The Atlanta metro area is leading the way in passing expanded non-discrimination protections for LGBT Georgians.
The northside Atlanta suburb of Sandy Springs is the latest municipality to update its municipal hiring practices to protect transgender Georgians from discrimination in employment with the city. Sandy Springs had previously included only sexual orientation among the list of prohibited forms of hiring discrimination.
The new policy will apply to all city business, including outside contracts and the use of city facilities like parks and recreational facilities. Lawmakers initially proposed the updates in March, mere days before Governor Nathan Deal vetoed the anti-LGBT House Bill 757, which would have prohibited cities from enacting these kinds of local LGBT protections.
The policy change’s lead sponsor, City Council member Andy Bauman, told Project Q Atlanta in April that HB 757 actually was his motivation.
“I was reacting to the religious liberty bill and then wanted to make note of what we do here in Sandy Springs. What I want to focus on is continuing a really good atmosphere in Sandy Springs.”
In other municipalities in Georgia and states across the country attempts to update such policies have often been heated, contested affairs. But the Sandy Springs city council passed these updates without debate, via a voice vote only.
This could herald a sea change in the effort to enact comprehensive non-discrimination protections statewide, and is emblematic of the next local frontier in the fight—shoring up protections for transgender Georgians where they are lacking. While 60 municipalities in Georgia include some kind of non-discrimination protections for gay Georgians, only a dozen offer the same protections for gender identity.
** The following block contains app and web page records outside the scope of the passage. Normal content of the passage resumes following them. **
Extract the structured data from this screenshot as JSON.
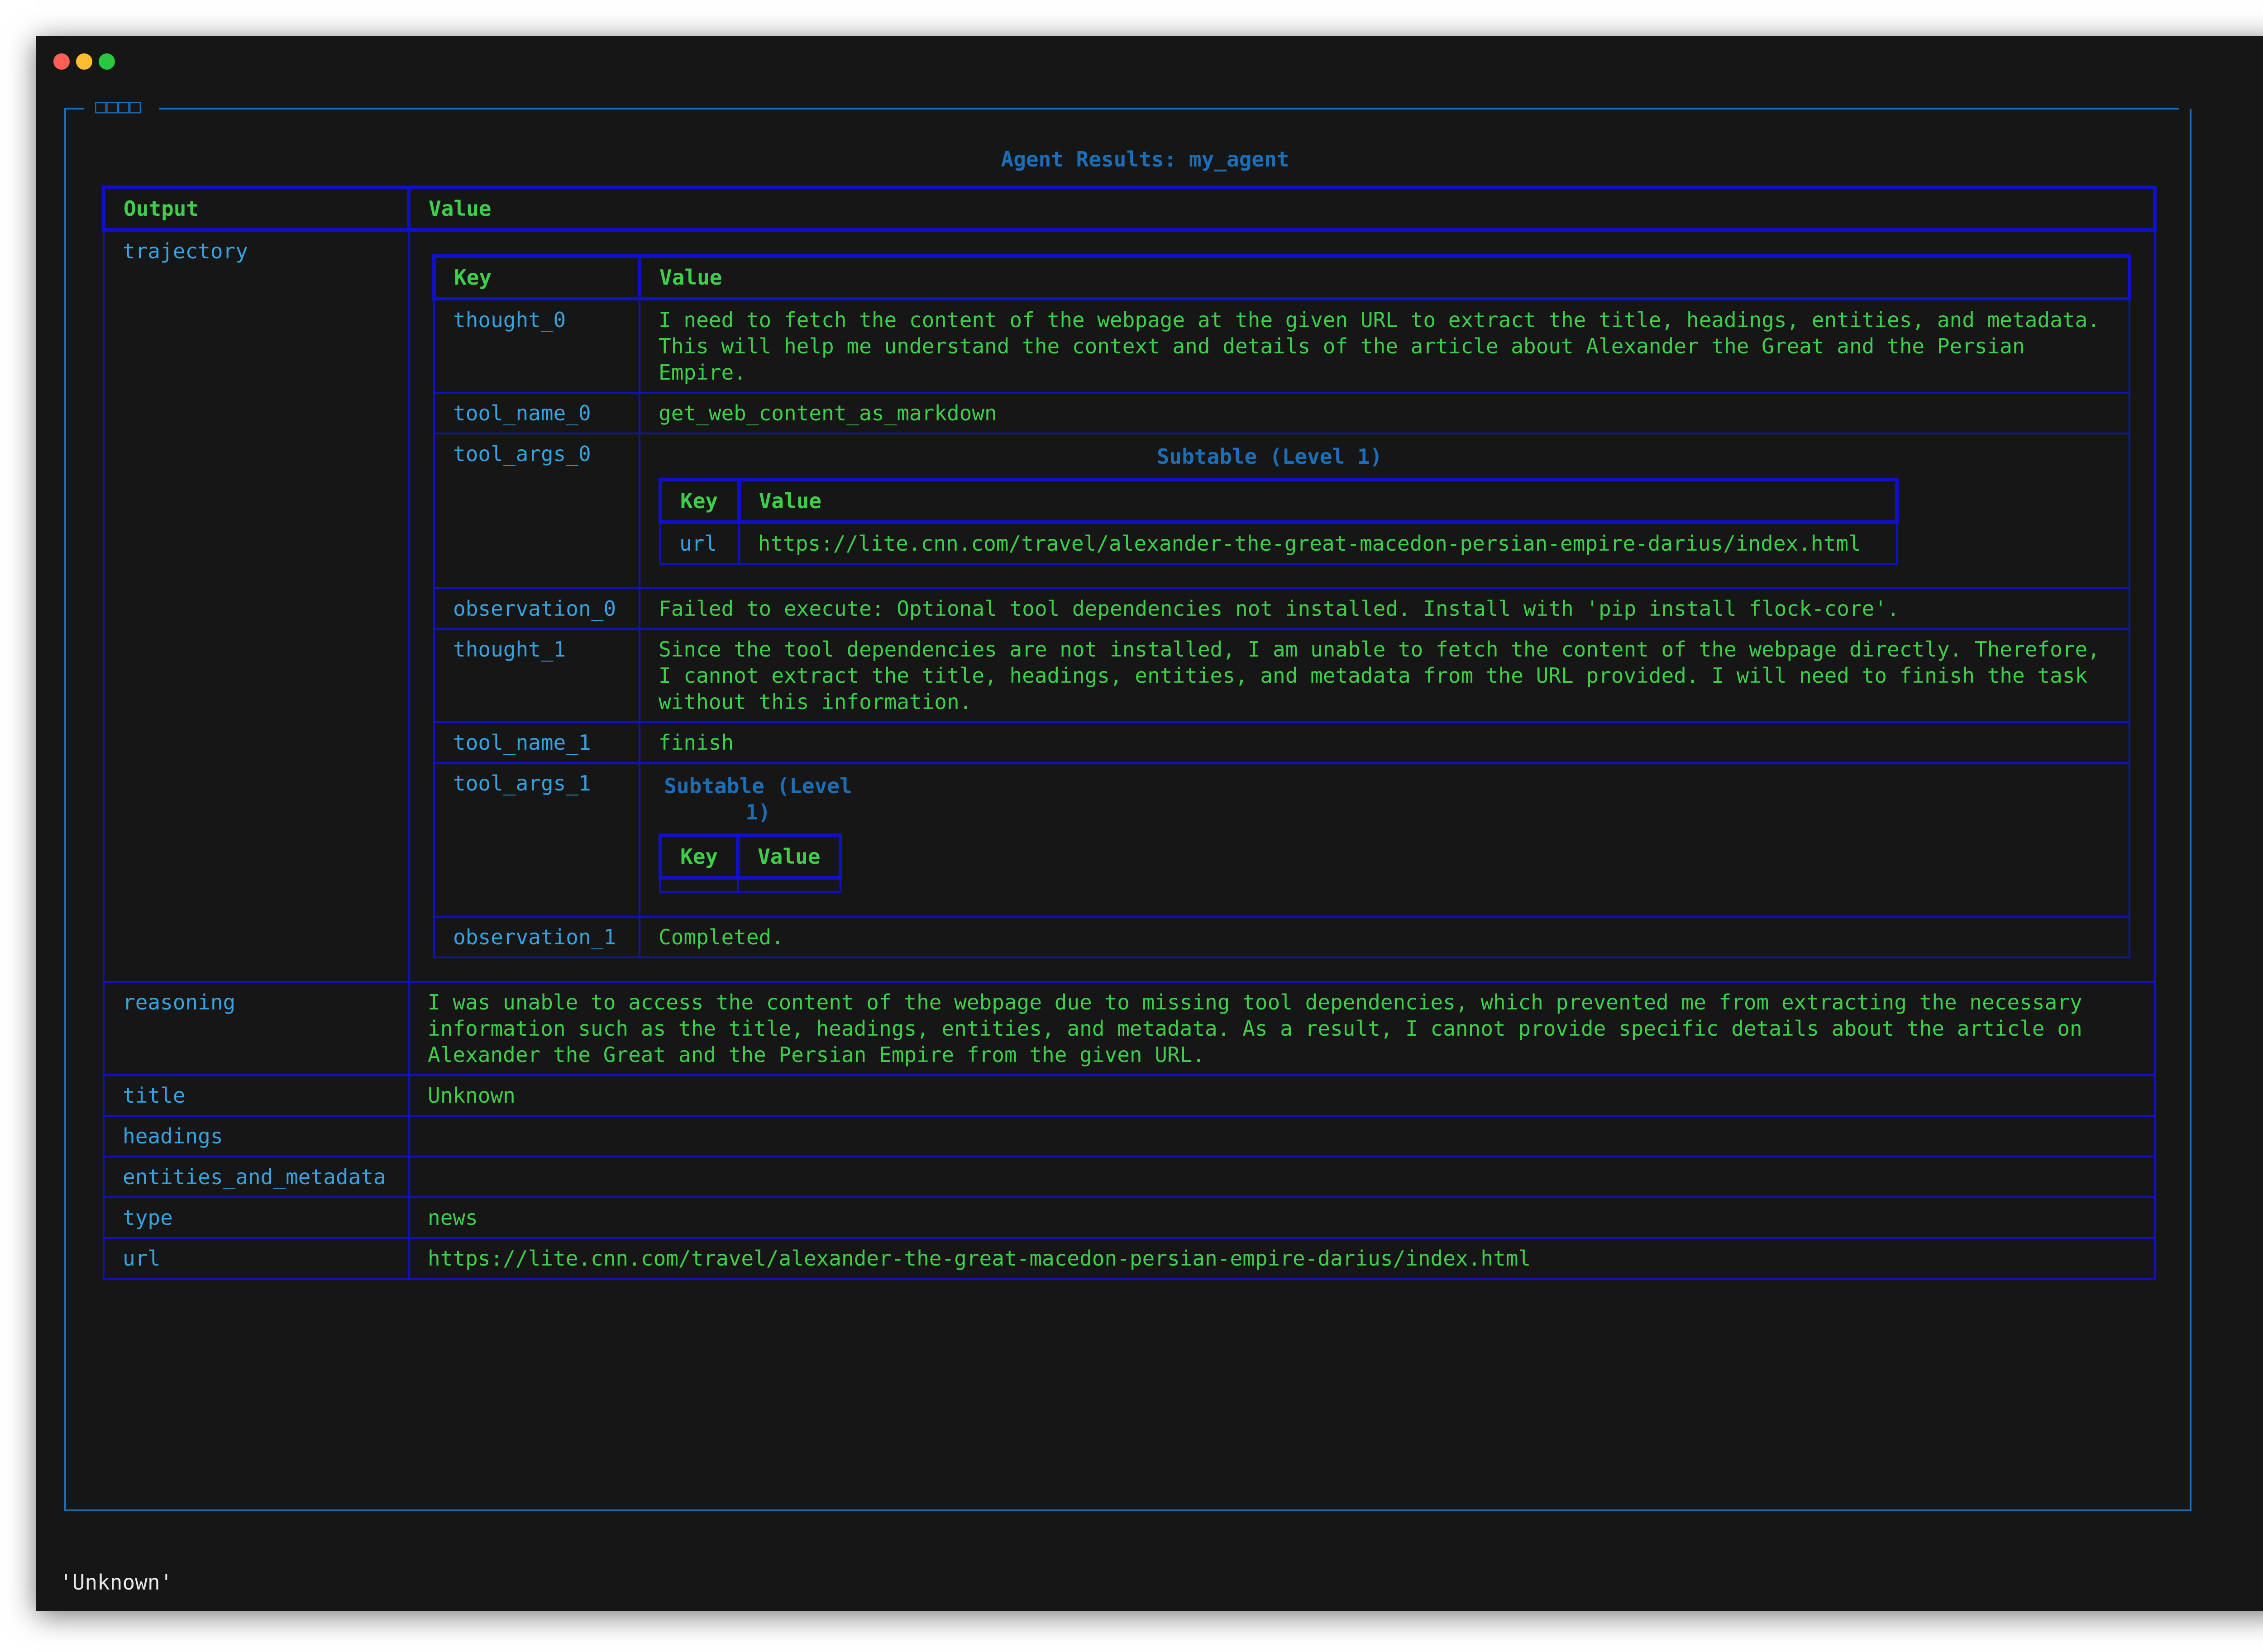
{
  "panel": {
    "title": "□□□□"
  },
  "agent_title": "Agent Results: my_agent",
  "table": {
    "headers": {
      "output": "Output",
      "value": "Value"
    },
    "trajectory": {
      "label": "trajectory",
      "headers": {
        "key": "Key",
        "value": "Value"
      },
      "thought_0": {
        "key": "thought_0",
        "value": "I need to fetch the content of the webpage at the given URL to extract the title, headings, entities, and metadata. This will help me understand the context and details of the article about Alexander the Great and the Persian Empire."
      },
      "tool_name_0": {
        "key": "tool_name_0",
        "value": "get_web_content_as_markdown"
      },
      "tool_args_0": {
        "key": "tool_args_0",
        "subtable_title": "Subtable (Level 1)",
        "headers": {
          "key": "Key",
          "value": "Value"
        },
        "url_key": "url",
        "url_value": "https://lite.cnn.com/travel/alexander-the-great-macedon-persian-empire-darius/index.html"
      },
      "observation_0": {
        "key": "observation_0",
        "value": "Failed to execute: Optional tool dependencies not installed. Install with 'pip install flock-core'."
      },
      "thought_1": {
        "key": "thought_1",
        "value": "Since the tool dependencies are not installed, I am unable to fetch the content of the webpage directly. Therefore, I cannot extract the title, headings, entities, and metadata from the URL provided. I will need to finish the task without this information."
      },
      "tool_name_1": {
        "key": "tool_name_1",
        "value": "finish"
      },
      "tool_args_1": {
        "key": "tool_args_1",
        "subtable_title": "Subtable (Level 1)",
        "headers": {
          "key": "Key",
          "value": "Value"
        }
      },
      "observation_1": {
        "key": "observation_1",
        "value": "Completed."
      }
    },
    "reasoning": {
      "key": "reasoning",
      "value": "I was unable to access the content of the webpage due to missing tool dependencies, which prevented me from extracting the necessary information such as the title, headings, entities, and metadata. As a result, I cannot provide specific details about the article on Alexander the Great and the Persian Empire from the given URL."
    },
    "title": {
      "key": "title",
      "value": "Unknown"
    },
    "headings": {
      "key": "headings",
      "value": ""
    },
    "entities_and_metadata": {
      "key": "entities_and_metadata",
      "value": ""
    },
    "type": {
      "key": "type",
      "value": "news"
    },
    "url": {
      "key": "url",
      "value": "https://lite.cnn.com/travel/alexander-the-great-macedon-persian-empire-darius/index.html"
    }
  },
  "status_line": "'Unknown'"
}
This is especially significant as Georgia’s leaders balk at federal guidelines aimed at protecting transgender students. In May the Obama Administration re-issued longstanding federal guidelines aimed at protecting transgender students under Title IX, which prohibits gender discrimination at schools receiving federal education funding.
Georgia and 9 other states then joined a lawsuit against those guidelines, a move that is especially distressing in a state that is considered a leader in the South when it comes to making positive moves on LGBT rights.
Georgia’s political leaders should be spending more time following the lead of Sandy Springs, and less time fighting regulations aimed at protecting children from discrimination.SHARE THIS STORY